"Yeah... [laughs] When I did the last EP [More Monsters And Sprites] I did it all so quickly that I actually did the whole thing with the right speaker blown! I'm pretty happy with my sonics though so, if it does ever cause any grief live it's a good grief, for sure."
You're famed for your ferocious editing skills - are those all self-taught?
"Pretty much all self-taught, man. Back when I was using Pro Tools I had a friend kind of mentoring me in the very basics of mixing, compression and EQ. He was a rock producer though, so it was definitely a lot different from the sonic direction I try to head in now.
"If you saw how I work, I think it's definitely quite unconventional just because it's all self-taught - I didn't learn conventional production methods. I'm kinda stubborn in some ways too in that, at one point, what I do would definitely not be considered 'production', it would just be considered noise, which is so wrong.
"I like the fact that I do things in very minimal, unconventional ways and that I can carefully craft records on laptops - and blown speakers!"
Care to impart any editing tips or tricks to the readers?
"You know what, I work really fast and I've come to realise that the reason for that might be because I don't use a mouse - I just use the trackpad. It feels a bit like Minority Report when I'm touching and sliding everything [laughs]. Other than that, for editing it all depends on what you want to do on each track. On some tracks, everything is audio by the end of a mix-down whereas on others I have live synths MIDI-triggering whatever soft synths I'm using, with automating parameters going wild all the time. So, as far as actual editing tips go, I'm not sure, really.
"At the end of the day it's not so much the editing style that matters, it's more about having a real cool, concrete idea. Even if it's a whole line of bits and crazy parts, it still has to stick with you and have... almost like a phrase."
Is your modus operandi set in stone now or is it something that can change depending on how you feel at any given time?
"It's usually about how I'm feeling at the time... I'll never abandon what I've done before but I want to keep growing. I'm always creating new synth sounds and samples when I work, which often take me off in a certain direction, but it's always about who I am."
How do you go about choosing what software and plug-ins you use?
"A lot of it is word of mouth... I knew Noisia were using NI's FM8 and as they're such brilliant producers, that made me want to try using it too. Word of mouth works because I'm always moving so fast that it's hard to sit down and completely learn something new. Native Instruments are pretty standard, and for good reason - Massive, Reaktor and FM8 are all amazing.
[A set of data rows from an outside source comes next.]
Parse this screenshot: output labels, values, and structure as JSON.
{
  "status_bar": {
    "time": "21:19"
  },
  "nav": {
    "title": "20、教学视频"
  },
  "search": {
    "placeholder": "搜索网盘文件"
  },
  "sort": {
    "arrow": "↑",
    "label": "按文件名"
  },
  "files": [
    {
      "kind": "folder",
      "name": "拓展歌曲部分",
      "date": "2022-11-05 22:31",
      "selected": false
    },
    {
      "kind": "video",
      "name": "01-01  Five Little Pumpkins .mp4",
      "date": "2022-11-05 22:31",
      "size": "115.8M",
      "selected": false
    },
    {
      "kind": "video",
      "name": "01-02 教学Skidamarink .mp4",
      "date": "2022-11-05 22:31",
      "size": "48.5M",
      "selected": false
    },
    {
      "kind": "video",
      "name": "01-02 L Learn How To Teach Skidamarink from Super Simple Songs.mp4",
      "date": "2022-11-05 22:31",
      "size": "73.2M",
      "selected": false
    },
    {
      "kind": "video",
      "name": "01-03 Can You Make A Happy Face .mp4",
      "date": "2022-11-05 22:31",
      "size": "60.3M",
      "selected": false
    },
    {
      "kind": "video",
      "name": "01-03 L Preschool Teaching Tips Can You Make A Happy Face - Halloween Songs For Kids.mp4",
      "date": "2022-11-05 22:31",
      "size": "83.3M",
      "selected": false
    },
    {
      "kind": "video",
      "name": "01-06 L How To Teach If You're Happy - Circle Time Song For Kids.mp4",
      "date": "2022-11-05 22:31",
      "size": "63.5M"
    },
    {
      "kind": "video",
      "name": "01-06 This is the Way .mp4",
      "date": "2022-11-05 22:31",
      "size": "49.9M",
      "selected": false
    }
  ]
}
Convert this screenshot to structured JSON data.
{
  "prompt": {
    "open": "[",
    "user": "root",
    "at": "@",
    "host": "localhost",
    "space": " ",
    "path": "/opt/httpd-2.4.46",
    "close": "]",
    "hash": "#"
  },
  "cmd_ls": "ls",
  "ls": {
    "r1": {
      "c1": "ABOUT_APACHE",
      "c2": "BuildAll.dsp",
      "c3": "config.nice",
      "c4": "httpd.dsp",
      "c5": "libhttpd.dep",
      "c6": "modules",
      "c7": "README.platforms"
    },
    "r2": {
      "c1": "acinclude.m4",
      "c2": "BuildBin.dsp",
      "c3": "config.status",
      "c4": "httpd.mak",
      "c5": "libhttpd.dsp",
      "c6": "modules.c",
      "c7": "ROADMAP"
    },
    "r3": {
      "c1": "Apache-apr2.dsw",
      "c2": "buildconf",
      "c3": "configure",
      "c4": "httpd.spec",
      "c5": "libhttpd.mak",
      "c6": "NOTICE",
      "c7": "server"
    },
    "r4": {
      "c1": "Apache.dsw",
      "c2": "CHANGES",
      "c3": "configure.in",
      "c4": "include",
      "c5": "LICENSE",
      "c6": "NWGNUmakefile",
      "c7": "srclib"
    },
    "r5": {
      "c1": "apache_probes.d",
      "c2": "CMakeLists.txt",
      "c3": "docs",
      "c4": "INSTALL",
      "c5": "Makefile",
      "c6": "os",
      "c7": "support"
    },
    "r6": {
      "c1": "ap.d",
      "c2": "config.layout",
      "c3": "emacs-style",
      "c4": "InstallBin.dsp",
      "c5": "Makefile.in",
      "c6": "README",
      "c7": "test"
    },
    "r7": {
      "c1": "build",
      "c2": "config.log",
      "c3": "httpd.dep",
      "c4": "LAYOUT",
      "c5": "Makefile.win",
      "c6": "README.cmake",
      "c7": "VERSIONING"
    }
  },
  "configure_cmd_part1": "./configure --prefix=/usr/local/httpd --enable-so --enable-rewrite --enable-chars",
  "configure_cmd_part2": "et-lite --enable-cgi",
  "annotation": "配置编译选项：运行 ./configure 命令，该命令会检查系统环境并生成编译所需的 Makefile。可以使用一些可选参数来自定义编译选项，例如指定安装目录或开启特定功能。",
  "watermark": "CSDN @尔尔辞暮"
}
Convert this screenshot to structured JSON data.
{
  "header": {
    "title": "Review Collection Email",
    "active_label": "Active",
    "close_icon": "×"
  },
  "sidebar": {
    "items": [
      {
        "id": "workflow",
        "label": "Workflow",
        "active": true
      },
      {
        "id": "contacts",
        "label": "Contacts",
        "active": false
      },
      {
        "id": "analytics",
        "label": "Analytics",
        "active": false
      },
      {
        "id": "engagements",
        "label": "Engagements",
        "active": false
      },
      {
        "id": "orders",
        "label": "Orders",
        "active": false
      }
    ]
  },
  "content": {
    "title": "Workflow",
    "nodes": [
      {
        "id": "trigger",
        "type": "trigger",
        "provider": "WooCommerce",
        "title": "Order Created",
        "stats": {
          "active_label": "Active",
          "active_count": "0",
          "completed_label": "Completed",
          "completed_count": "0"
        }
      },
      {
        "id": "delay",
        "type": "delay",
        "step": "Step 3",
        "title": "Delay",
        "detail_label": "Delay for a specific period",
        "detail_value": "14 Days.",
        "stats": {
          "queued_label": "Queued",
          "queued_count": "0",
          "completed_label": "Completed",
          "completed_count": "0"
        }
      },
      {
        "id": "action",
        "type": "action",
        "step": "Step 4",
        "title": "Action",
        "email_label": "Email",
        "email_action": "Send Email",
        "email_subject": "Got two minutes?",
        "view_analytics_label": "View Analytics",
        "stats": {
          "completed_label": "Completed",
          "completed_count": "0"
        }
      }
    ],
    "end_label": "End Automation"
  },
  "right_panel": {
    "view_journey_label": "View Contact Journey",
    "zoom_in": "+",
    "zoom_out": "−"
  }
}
"If there's one company that can do it all then it might be Native Instruments. Massive and wavetable synthesis is more plug-and-play... you open up an oscillator, fuck with the wavetable and for some people that can be your sound. FM synthesis though, especially from scratch, is so elemental and fun to build sounds with."
How do you bounce back from having your laptop and hard drives - with an entire unreleased album on them - stolen a year back?
"You never bounce back from that, man. It wasn't just my album it was four years' worth of all my other work too. There's not a night that passes when that doesn't still sting. You move forward and you make new records but I've honestly never been more devastated."
How do you create those brilliantly mashed-up vocals that you use?
"I do most of my vocals - aside from a couple of little one-shot vocal samples. I record everything into the Saffire with an SM58 then scratch it with loads of plug-ins. I don't do much vocoding to be honest. All my vocals are usually done with Melodyne and a ton of other plug-ins to make it sound weird. I've used vocoders with guitar notes and fucked up all the formants, which is pretty cool, but I don't tend to use them for vocals."